Blog about satellites: launches, operations, studies, fall.

The Vega-C rocket blasting off for its maiden mission (Image courtesy ESA)

A little while ago, the new European Vega-C rocket, the evolution of the Vega rocket that was in service for almost exactly 10 years, blasted off from the European launch base in French Guayana. After about 85 minutes, various satellites started being put into orbit including LARES-2 for the Italian Space Agency and some nanosatellites.

The main payload for the first flight of the Vega-C carrier rocket, referred to as VV21, is the LARES-2 (Laser Relativity Satellite 2) satellite of ASI (Italian Space Agency). It’s an improved successor to the LARES satellite launched on February 13, 2012, during the original Vega rocket’s qualification flight. The aim remains to test some aspects of the theory of relativity.

The secondary payload consists of CubeSat-class nanosatellites, which are now very common and consequently normal cargoes for a launch vehicle like Vega-C. These are the Italian AstroBio CubeSat and Greencube, the Slovenian Trisat-R, and the French MTCube-2 and Celesta.

The CAPSTONE satellite blasting off atop an Electron rocket (Image NASA TV)

A little while ago, NASA’s CAPSTONE satellite was launched atop a Rocket Lab Electron rocket from the base in New Zealand. For about six days, the rocket’s upper Photon stage will carry CAPSTONE toward the Moon and then separate and let it travel for more than four months. Eventually, this CubeSat-class satellite will enter a so-called near-rectilinear halo orbit (NRHO) to study its dynamics for at least six months. This is the orbit into which NASA’s Lunar Gateway, a crucial element of the Artemis program, is scheduled to be placed, so there’s the need to check for unexpected problems, which includes communications.

The satellites Star One D2 and Eutelsat Quantum blasting off atop an Ariane 5 rocket (Image courtesy Arianespace)

A few hours ago, the telecommunications satellites Star One D2 and Eutelsat Quantum were launched from the Kourou spaceport, in French Guiana, to be sent into a geostationary orbit.
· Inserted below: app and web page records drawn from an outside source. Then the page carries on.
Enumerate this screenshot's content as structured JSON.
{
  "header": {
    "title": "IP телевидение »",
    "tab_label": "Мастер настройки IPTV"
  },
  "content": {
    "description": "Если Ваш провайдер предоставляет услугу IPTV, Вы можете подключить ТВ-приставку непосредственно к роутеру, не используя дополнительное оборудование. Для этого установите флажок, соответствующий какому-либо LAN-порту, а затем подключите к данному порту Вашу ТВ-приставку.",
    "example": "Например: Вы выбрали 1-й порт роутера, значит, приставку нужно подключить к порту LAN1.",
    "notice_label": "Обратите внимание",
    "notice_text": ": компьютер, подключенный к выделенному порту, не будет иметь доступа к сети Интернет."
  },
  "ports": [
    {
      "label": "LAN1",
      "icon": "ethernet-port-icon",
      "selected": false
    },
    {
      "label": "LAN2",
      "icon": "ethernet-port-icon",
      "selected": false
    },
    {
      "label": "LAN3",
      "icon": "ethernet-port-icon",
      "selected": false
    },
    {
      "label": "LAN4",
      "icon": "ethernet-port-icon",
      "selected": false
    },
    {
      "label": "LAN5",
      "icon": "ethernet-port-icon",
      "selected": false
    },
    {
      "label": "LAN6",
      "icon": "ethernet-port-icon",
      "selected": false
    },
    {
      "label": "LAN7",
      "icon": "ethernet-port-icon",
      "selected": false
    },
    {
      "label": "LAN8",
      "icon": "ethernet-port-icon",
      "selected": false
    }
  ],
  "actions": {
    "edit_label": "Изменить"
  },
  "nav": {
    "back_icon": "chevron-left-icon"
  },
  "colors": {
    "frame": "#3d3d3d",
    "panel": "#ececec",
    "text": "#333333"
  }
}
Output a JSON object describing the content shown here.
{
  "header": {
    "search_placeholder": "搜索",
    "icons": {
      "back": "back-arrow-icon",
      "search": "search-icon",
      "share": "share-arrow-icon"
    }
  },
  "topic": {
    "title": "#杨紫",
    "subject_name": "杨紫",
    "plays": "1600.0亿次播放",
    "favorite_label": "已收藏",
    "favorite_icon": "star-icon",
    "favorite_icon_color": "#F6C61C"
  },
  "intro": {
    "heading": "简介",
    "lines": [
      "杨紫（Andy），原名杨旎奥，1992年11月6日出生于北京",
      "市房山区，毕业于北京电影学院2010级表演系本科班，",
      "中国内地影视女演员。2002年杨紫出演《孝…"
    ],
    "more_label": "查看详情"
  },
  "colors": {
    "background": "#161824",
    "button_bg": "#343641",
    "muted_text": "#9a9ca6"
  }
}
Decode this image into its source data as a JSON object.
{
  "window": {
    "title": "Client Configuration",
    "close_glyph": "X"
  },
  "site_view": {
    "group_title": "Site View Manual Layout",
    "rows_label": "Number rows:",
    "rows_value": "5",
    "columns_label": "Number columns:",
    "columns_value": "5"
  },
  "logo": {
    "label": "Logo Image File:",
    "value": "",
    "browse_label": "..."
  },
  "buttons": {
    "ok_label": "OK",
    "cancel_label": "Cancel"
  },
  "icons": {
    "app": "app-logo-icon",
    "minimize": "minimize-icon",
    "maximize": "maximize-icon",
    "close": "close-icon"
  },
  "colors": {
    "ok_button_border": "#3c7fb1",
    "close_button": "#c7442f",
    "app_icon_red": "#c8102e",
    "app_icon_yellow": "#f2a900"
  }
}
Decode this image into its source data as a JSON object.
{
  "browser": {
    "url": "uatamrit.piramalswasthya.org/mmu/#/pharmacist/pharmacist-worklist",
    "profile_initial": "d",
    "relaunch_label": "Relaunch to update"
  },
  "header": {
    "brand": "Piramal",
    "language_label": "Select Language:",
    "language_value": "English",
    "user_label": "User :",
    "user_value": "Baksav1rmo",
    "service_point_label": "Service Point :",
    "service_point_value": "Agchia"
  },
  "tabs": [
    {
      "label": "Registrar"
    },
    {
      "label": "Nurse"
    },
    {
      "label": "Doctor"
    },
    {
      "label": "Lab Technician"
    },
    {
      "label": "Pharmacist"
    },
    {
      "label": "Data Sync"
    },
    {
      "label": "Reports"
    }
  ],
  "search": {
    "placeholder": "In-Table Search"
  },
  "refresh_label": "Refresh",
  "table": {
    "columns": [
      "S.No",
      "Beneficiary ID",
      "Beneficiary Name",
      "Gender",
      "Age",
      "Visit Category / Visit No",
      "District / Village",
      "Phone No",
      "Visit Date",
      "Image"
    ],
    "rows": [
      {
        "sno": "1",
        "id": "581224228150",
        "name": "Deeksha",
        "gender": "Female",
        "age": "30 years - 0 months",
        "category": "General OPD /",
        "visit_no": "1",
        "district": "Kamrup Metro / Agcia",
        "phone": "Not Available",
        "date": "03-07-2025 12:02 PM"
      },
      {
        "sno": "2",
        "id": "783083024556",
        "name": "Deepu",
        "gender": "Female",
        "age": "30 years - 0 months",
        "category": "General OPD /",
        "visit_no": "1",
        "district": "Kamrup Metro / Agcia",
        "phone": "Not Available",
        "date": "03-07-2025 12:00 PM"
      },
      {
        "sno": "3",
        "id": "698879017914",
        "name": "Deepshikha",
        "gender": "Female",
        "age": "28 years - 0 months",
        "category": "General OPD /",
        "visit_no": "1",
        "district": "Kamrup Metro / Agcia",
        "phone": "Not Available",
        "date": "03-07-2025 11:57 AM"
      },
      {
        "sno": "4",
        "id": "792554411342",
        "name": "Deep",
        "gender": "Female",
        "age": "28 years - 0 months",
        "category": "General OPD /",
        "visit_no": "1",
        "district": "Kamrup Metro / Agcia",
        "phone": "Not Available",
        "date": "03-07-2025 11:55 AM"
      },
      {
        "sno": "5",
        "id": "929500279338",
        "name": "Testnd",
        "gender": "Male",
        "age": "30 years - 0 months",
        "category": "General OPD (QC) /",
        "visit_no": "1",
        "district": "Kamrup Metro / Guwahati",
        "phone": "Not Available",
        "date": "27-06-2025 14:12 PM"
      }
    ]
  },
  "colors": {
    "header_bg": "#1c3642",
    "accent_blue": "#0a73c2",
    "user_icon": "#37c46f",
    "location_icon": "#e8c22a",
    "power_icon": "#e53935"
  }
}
Of the two satellites, Eutelsat Quantum was the very special one as it’s the first fully commercial satellite that can be reprogrammed in orbit to respond to changing broadcast needs and upgrade the security of encrypted communications. It has an expected useful life of 15 years.

The Sentinel-6A Michael Freilich satellite blasting off atop a Falcon 9 rocket (Image NASA TV)

A short time ago, the Sentinel-6A Michael Freilich satellite was launched atop a Falcon 9 rocket from the Vandenberg base. After almost exactly an hour, it successfully separated from the rocket’s last stage and set off on its course to reach the polar orbit at 1,336 kilometers altitude where its scientific mission will begin.

This mission is a collaboration between NASA, ESA, EUMETSAT, and NOAA. For this reason, it was named Michael Freilich after the former Director of NASA’s Earth Science Division, who passed away on August 5, 2020, alongside NASA’s Jason satellites and at the same time is part of ESA’s Copernicus program.

IS-901 seen by MEV-1

Intelsat and Northrop Grumman have announced that the communications satellite Intelsat 901 (IS-901) has returned to active service after the Mission Extension Vehicle 1 (MEV-1) spacecraft docked on February 25, 2020. MEV-1 will allow Intelsat 901 to maintain its orbit and attitude again for almost 5 years, extending its life. It’s the first time that a satellite has returned to activity thanks to this type of mission.